*Exercise details*. Give back each line of the listing precisely as written.

*Extracted data*.
*** Block opens ***

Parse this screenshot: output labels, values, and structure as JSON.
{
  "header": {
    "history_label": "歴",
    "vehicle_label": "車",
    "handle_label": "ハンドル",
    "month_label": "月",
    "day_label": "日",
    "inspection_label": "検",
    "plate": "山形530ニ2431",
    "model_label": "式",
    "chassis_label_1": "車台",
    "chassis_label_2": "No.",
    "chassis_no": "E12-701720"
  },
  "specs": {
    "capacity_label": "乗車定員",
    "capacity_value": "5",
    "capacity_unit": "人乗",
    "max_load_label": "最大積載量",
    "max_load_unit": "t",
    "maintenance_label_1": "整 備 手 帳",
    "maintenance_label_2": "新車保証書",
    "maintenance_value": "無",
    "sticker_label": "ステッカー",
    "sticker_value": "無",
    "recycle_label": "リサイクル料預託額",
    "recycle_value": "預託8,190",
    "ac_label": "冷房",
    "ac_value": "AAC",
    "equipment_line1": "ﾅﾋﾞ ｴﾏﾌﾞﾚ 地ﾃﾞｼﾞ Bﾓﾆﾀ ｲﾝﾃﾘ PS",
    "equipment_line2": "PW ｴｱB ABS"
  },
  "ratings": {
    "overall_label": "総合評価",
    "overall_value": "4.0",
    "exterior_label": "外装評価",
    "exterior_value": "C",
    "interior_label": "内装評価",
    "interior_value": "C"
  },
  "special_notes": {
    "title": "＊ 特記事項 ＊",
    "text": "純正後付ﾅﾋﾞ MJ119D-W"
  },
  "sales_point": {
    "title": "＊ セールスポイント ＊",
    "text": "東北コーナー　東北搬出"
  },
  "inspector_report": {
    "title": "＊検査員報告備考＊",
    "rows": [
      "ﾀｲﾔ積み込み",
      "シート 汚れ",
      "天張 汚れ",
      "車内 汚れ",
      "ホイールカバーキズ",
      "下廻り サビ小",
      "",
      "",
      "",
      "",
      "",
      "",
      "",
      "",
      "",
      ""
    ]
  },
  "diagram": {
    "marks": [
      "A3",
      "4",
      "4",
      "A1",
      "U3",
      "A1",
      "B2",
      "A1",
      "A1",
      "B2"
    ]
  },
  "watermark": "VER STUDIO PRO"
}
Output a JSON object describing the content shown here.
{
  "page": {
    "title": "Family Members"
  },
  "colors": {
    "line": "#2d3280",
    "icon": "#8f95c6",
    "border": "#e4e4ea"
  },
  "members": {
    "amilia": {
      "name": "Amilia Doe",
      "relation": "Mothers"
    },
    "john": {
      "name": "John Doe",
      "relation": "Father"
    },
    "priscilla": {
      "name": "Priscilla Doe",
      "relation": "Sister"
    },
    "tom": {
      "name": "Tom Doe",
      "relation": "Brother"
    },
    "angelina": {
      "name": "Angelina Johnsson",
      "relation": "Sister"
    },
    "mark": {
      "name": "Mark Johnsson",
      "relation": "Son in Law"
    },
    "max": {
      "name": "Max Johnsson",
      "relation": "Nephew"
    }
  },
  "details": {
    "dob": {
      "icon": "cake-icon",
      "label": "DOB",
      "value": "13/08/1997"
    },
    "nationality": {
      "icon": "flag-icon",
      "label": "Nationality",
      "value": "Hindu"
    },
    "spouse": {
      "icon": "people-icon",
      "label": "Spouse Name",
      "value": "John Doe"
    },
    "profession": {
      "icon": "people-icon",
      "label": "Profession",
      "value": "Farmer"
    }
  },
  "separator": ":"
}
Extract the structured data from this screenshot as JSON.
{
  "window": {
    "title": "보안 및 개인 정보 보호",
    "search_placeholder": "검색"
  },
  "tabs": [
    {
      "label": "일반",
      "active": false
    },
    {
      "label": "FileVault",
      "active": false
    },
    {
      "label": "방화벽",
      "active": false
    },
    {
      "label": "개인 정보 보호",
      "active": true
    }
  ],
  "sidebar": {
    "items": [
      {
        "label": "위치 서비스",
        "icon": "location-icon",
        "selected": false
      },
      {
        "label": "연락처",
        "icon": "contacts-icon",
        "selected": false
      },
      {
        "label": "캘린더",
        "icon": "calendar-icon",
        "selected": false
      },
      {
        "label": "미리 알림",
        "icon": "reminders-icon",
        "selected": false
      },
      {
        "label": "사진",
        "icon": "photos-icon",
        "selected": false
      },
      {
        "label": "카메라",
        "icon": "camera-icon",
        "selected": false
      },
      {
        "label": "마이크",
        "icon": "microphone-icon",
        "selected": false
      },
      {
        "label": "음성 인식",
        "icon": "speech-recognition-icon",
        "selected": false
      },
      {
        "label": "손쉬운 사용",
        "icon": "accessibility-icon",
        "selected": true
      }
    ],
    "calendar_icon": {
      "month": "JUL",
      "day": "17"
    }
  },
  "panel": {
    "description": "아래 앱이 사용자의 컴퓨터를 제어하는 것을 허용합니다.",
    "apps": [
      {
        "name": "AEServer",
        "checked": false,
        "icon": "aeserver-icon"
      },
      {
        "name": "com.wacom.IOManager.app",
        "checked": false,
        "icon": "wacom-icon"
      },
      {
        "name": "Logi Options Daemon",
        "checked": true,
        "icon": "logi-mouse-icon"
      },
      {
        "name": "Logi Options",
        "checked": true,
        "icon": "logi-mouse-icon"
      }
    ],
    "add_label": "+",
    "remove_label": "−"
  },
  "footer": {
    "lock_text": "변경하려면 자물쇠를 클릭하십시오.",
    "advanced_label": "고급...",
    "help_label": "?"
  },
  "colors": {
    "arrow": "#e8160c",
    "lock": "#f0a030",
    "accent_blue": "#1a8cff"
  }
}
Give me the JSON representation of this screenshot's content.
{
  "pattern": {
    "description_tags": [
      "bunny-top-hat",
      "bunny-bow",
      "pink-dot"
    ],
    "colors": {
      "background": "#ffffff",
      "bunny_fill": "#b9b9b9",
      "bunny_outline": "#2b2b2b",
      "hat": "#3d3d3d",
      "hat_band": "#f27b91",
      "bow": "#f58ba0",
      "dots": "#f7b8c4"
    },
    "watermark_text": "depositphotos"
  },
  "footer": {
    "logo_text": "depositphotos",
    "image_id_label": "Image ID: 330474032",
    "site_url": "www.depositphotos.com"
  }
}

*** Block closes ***

*Solved exercise*.
Parse this screenshot: output labels, values, and structure as JSON.
{
  "header": {
    "history_label": "歴",
    "vehicle_label": "車",
    "handle_label": "ハンドル",
    "month_label": "月",
    "day_label": "日",
    "inspection_label": "検",
    "plate": "山形530ニ2431",
    "model_label": "式",
    "chassis_label_1": "車台",
    "chassis_label_2": "No.",
    "chassis_no": "E12-701720"
  },
  "specs": {
    "capacity_label": "乗車定員",
    "capacity_value": "5",
    "capacity_unit": "人乗",
    "max_load_label": "最大積載量",
    "max_load_unit": "t",
    "maintenance_label_1": "整 備 手 帳",
    "maintenance_label_2": "新車保証書",
    "maintenance_value": "無",
    "sticker_label": "ステッカー",
    "sticker_value": "無",
    "recycle_label": "リサイクル料預託額",
    "recycle_value": "預託8,190",
    "ac_label": "冷房",
    "ac_value": "AAC",
    "equipment_line1": "ﾅﾋﾞ ｴﾏﾌﾞﾚ 地ﾃﾞｼﾞ Bﾓﾆﾀ ｲﾝﾃﾘ PS",
    "equipment_line2": "PW ｴｱB ABS"
  },
  "ratings": {
    "overall_label": "総合評価",
    "overall_value": "4.0",
    "exterior_label": "外装評価",
    "exterior_value": "C",
    "interior_label": "内装評価",
    "interior_value": "C"
  },
  "special_notes": {
    "title": "＊ 特記事項 ＊",
    "text": "純正後付ﾅﾋﾞ MJ119D-W"
  },
  "sales_point": {
    "title": "＊ セールスポイント ＊",
    "text": "東北コーナー　東北搬出"
  },
  "inspector_report": {
    "title": "＊検査員報告備考＊",
    "rows": [
      "ﾀｲﾔ積み込み",
      "シート 汚れ",
      "天張 汚れ",
      "車内 汚れ",
      "ホイールカバーキズ",
      "下廻り サビ小",
      "",
      "",
      "",
      "",
      "",
      "",
      "",
      "",
      "",
      ""
    ]
  },
  "diagram": {
    "marks": [
      "A3",
      "4",
      "4",
      "A1",
      "U3",
      "A1",
      "B2",
      "A1",
      "A1",
      "B2"
    ]
  },
  "watermark": "VER STUDIO PRO"
}
Output a JSON object describing the content shown here.
{
  "page": {
    "title": "Family Members"
  },
  "colors": {
    "line": "#2d3280",
    "icon": "#8f95c6",
    "border": "#e4e4ea"
  },
  "members": {
    "amilia": {
      "name": "Amilia Doe",
      "relation": "Mothers"
    },
    "john": {
      "name": "John Doe",
      "relation": "Father"
    },
    "priscilla": {
      "name": "Priscilla Doe",
      "relation": "Sister"
    },
    "tom": {
      "name": "Tom Doe",
      "relation": "Brother"
    },
    "angelina": {
      "name": "Angelina Johnsson",
      "relation": "Sister"
    },
    "mark": {
      "name": "Mark Johnsson",
      "relation": "Son in Law"
    },
    "max": {
      "name": "Max Johnsson",
      "relation": "Nephew"
    }
  },
  "details": {
    "dob": {
      "icon": "cake-icon",
      "label": "DOB",
      "value": "13/08/1997"
    },
    "nationality": {
      "icon": "flag-icon",
      "label": "Nationality",
      "value": "Hindu"
    },
    "spouse": {
      "icon": "people-icon",
      "label": "Spouse Name",
      "value": "John Doe"
    },
    "profession": {
      "icon": "people-icon",
      "label": "Profession",
      "value": "Farmer"
    }
  },
  "separator": ":"
}
Extract the structured data from this screenshot as JSON.
{
  "window": {
    "title": "보안 및 개인 정보 보호",
    "search_placeholder": "검색"
  },
  "tabs": [
    {
      "label": "일반",
      "active": false
    },
    {
      "label": "FileVault",
      "active": false
    },
    {
      "label": "방화벽",
      "active": false
    },
    {
      "label": "개인 정보 보호",
      "active": true
    }
  ],
  "sidebar": {
    "items": [
      {
        "label": "위치 서비스",
        "icon": "location-icon",
        "selected": false
      },
      {
        "label": "연락처",
        "icon": "contacts-icon",
        "selected": false
      },
      {
        "label": "캘린더",
        "icon": "calendar-icon",
        "selected": false
      },
      {
        "label": "미리 알림",
        "icon": "reminders-icon",
        "selected": false
      },
      {
        "label": "사진",
        "icon": "photos-icon",
        "selected": false
      },
      {
        "label": "카메라",
        "icon": "camera-icon",
        "selected": false
      },
      {
        "label": "마이크",
        "icon": "microphone-icon",
        "selected": false
      },
      {
        "label": "음성 인식",
        "icon": "speech-recognition-icon",
        "selected": false
      },
      {
        "label": "손쉬운 사용",
        "icon": "accessibility-icon",
        "selected": true
      }
    ],
    "calendar_icon": {
      "month": "JUL",
      "day": "17"
    }
  },
  "panel": {
    "description": "아래 앱이 사용자의 컴퓨터를 제어하는 것을 허용합니다.",
    "apps": [
      {
        "name": "AEServer",
        "checked": false,
        "icon": "aeserver-icon"
      },
      {
        "name": "com.wacom.IOManager.app",
        "checked": false,
        "icon": "wacom-icon"
      },
      {
        "name": "Logi Options Daemon",
        "checked": true,
        "icon": "logi-mouse-icon"
      },
      {
        "name": "Logi Options",
        "checked": true,
        "icon": "logi-mouse-icon"
      }
    ],
    "add_label": "+",
    "remove_label": "−"
  },
  "footer": {
    "lock_text": "변경하려면 자물쇠를 클릭하십시오.",
    "advanced_label": "고급...",
    "help_label": "?"
  },
  "colors": {
    "arrow": "#e8160c",
    "lock": "#f0a030",
    "accent_blue": "#1a8cff"
  }
}
Give me the JSON representation of this screenshot's content.
{
  "pattern": {
    "description_tags": [
      "bunny-top-hat",
      "bunny-bow",
      "pink-dot"
    ],
    "colors": {
      "background": "#ffffff",
      "bunny_fill": "#b9b9b9",
      "bunny_outline": "#2b2b2b",
      "hat": "#3d3d3d",
      "hat_band": "#f27b91",
      "bow": "#f58ba0",
      "dots": "#f7b8c4"
    },
    "watermark_text": "depositphotos"
  },
  "footer": {
    "logo_text": "depositphotos",
    "image_id_label": "Image ID: 330474032",
    "site_url": "www.depositphotos.com"
  }
}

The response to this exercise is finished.